Lapid said nothing about “the haredim” and was careful to mention only
“extremist haredim,” a significant difference. Finally the column’s statement
that Lapid’s documentary “did not reflect current realities” was untrue. The
extremists began to return to the school again shortly before Hanukka, and
children were still scared, as Naama’s tears demonstrated.
So it is time
for some introspection in the mainstream haredi leadership. Why didn’t it join
the moderate haredim, the religious Zionists and the secular to condemn the
violence? Why didn’t its representatives come to the school even once to witness
the venom coming from these violent men and the fear on the children’s faces, to
educate themselves regarding the severity of the situation? Why didn’t the
haredi newspapers cover the truly scared mothers and emotionally scarred
children of Orot? Why did they twist the words of the news reports and the rally
into “anti-haredi”? Why are they so quick to speak harshly about this made-up
campaign, lying to rile up the haredi street?
Before I suggest an answer to
these questions, let me make clear that I view myself as “haredi,” some of my
closest friends are “haredi,” and the rabbis who have influenced me most in my

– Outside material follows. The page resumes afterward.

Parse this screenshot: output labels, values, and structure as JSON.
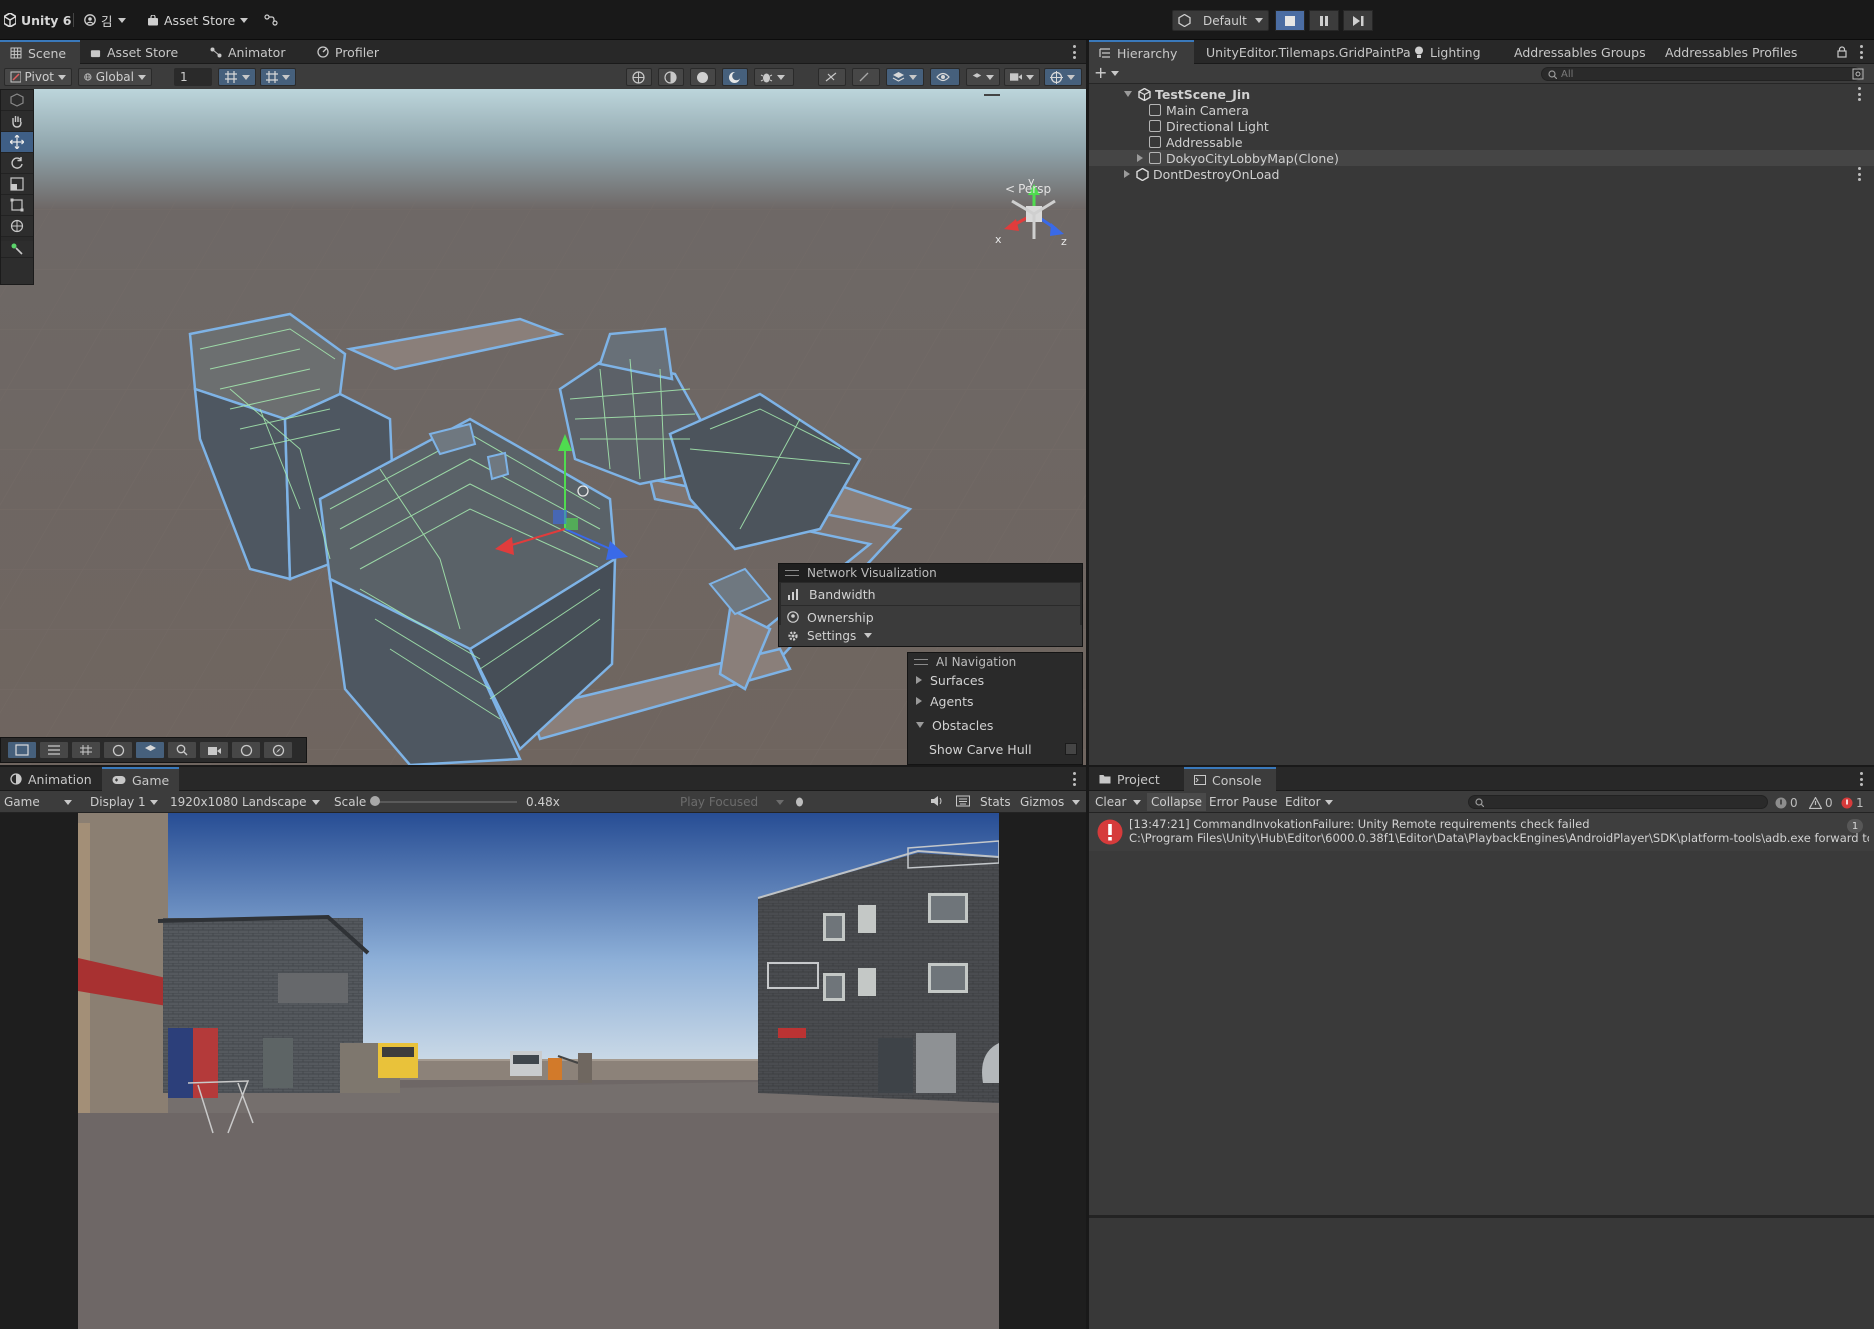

life are “haredi.” This is why the failures of the haredi leadership so disturb
me. I openly declare in local, national and international media that the
majority of haredim would never be violent and have no interest in imposing
their lifestyle on others. So attempts to dismiss my serious questions via
charges that I am “anti-haredi” won’t work.
I suggest that haredi leaders
would not condemn the violence, would not stand side-by-side with the rest of
Israel at demonstrations, reacted to the charges against the extremists by being
defensive and crying “anti-haredi,” and had to resort to lies or, at best,
inaccuracies to make those charges stick, because they continue to view their
standing in Israel as “us against them.” And as long as they see the rest of the
country as being against them, not only are they incapable of condemning acts by
even the most extreme haredim, they must find fault with everyone else, to the
point of making up stories with no basis in reality. Because haredi leaders
direct the community in this tone, even moderate haredi journalists cannot
accept that the non-haredi side is completely blameless.
And therein lies
their tragic mistake. These haredi political leaders, rabbis and journalists
must recognize the changing times. While Israel’s secular founders wanted to rid
the state of religion and haredism, that is no longer the case. As the director
of the secular Yisrael Hofshit told me before our joint rally, “We don’t want
them to stop being haredi. We just want them to respect us and not force
anything on others.”
Lapid himself openly made this declaration in a
graduation speech at a haredi college in Kiryat Ono when he told the students,
“You won!” and went on to explain that the religious world had proven that there
was no justification for a State of Israel without religion. The haredi
leadership must recognize that Yair Lapid is not his father Tommy Lapid – the
former chairman of the anti-religious Shinui Party – and it is time to adjust to
the new realities in which we live.
These leaders must begin viewing
themselves as part of one nation where we all work together to make the country
better. If haredi extremists act improperly, then haredi politicians must join
the rest of the country in condemning them without qualifications.
settler extremists act violently, haredi journalists should not say, “Look, they
do it, too,” but join the rest of the country in denouncing them.
horrifying murders occur, haredi rabbis should not respond by saying, “Look what
happens when you don’t have Torah,” but should cry with the rest of the
The haredi street is ripe for this shift; I know this firsthand.
Since the massive, nationally televised Beit Shemesh rally, I have been
contacted by Belz, Ger and Breslov Hassidim who want to work not only with me,
but with secular groups to fight against extremism and to improve our country.
The time has come for the rest of the haredi political leaders, rabbis and
journalists to follow suit.
The writer is an educator, author and
community activist in Beit Shemesh and the director of the English Speakers
Division of the Am Shalem movement. www.rabbilipman.com